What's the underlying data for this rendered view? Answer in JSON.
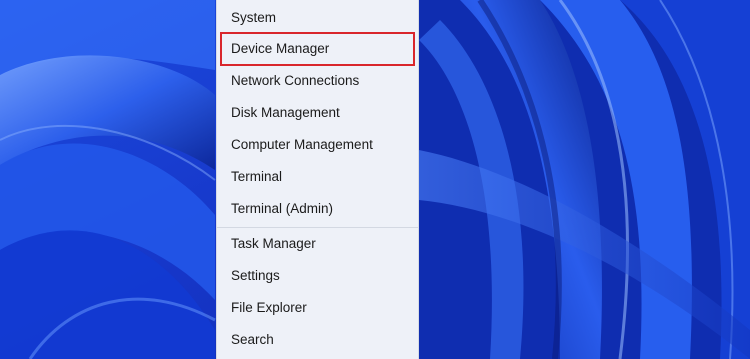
{
  "wallpaper": {
    "name": "windows-11-bloom-wallpaper",
    "base_color": "#1a3fd0",
    "light_color": "#5a8cff",
    "dark_color": "#0a1e8a"
  },
  "context_menu": {
    "highlight_color": "#d9262c",
    "items": [
      {
        "label": "System"
      },
      {
        "label": "Device Manager",
        "highlighted": true
      },
      {
        "label": "Network Connections"
      },
      {
        "label": "Disk Management"
      },
      {
        "label": "Computer Management"
      },
      {
        "label": "Terminal"
      },
      {
        "label": "Terminal (Admin)"
      },
      {
        "label": "Task Manager"
      },
      {
        "label": "Settings"
      },
      {
        "label": "File Explorer"
      },
      {
        "label": "Search"
      }
    ]
  }
}
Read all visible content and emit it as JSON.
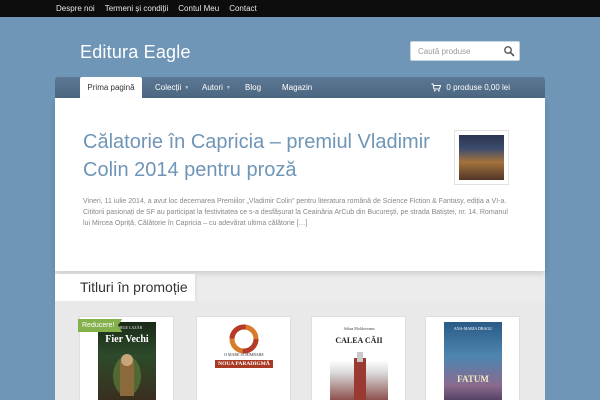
{
  "topbar": {
    "links": [
      "Despre noi",
      "Termeni și condiții",
      "Contul Meu",
      "Contact"
    ]
  },
  "header": {
    "site_title": "Editura Eagle",
    "search_placeholder": "Caută produse"
  },
  "nav": {
    "items": [
      {
        "label": "Prima pagină",
        "active": true,
        "dropdown": false
      },
      {
        "label": "Colecții",
        "active": false,
        "dropdown": true
      },
      {
        "label": "Autori",
        "active": false,
        "dropdown": true
      },
      {
        "label": "Blog",
        "active": false,
        "dropdown": false
      },
      {
        "label": "Magazin",
        "active": false,
        "dropdown": false
      }
    ],
    "cart_label": "0 produse 0,00 lei"
  },
  "featured_post": {
    "title": "Călatorie în Capricia – premiul Vladimir Colin 2014 pentru proză",
    "excerpt": "Vineri, 11 iulie 2014, a avut loc decernarea Premiilor „Vladimir Colin” pentru literatura română de Science Fiction & Fantasy, ediția a VI-a. Cititorii pasionați de SF au participat la festivitatea ce s-a desfășurat la Ceainăria ArCub din Bucureşti, pe strada Batiștei, nr. 14. Romanul lui Mircea Opriță, Călătorie în Capricia – cu adevărat ultima călătorie […]"
  },
  "promotions": {
    "title": "Titluri în promoție",
    "sale_badge": "Reducere!",
    "products": [
      {
        "cover_author": "GEORGE LAZĂR",
        "cover_title": "Fier Vechi"
      },
      {
        "cover_title_top": "O MARE SCHIMBARE",
        "cover_title": "NOUA PARADIGMĂ"
      },
      {
        "cover_author": "Adina Moldoveanu",
        "cover_title": "CALEA CĂII"
      },
      {
        "cover_author": "ANA-MARIA DRAGU",
        "cover_title": "FATUM"
      }
    ]
  },
  "colors": {
    "background": "#6f95b7",
    "topbar": "#0d0d0d",
    "navbar": "#4e6a85",
    "post_title": "#6f95b7",
    "sale_badge": "#84b14c"
  }
}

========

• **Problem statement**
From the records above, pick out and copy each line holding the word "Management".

• **Reply to the exercise**
        "label": "Disk Management"
        "label": "Computer Management"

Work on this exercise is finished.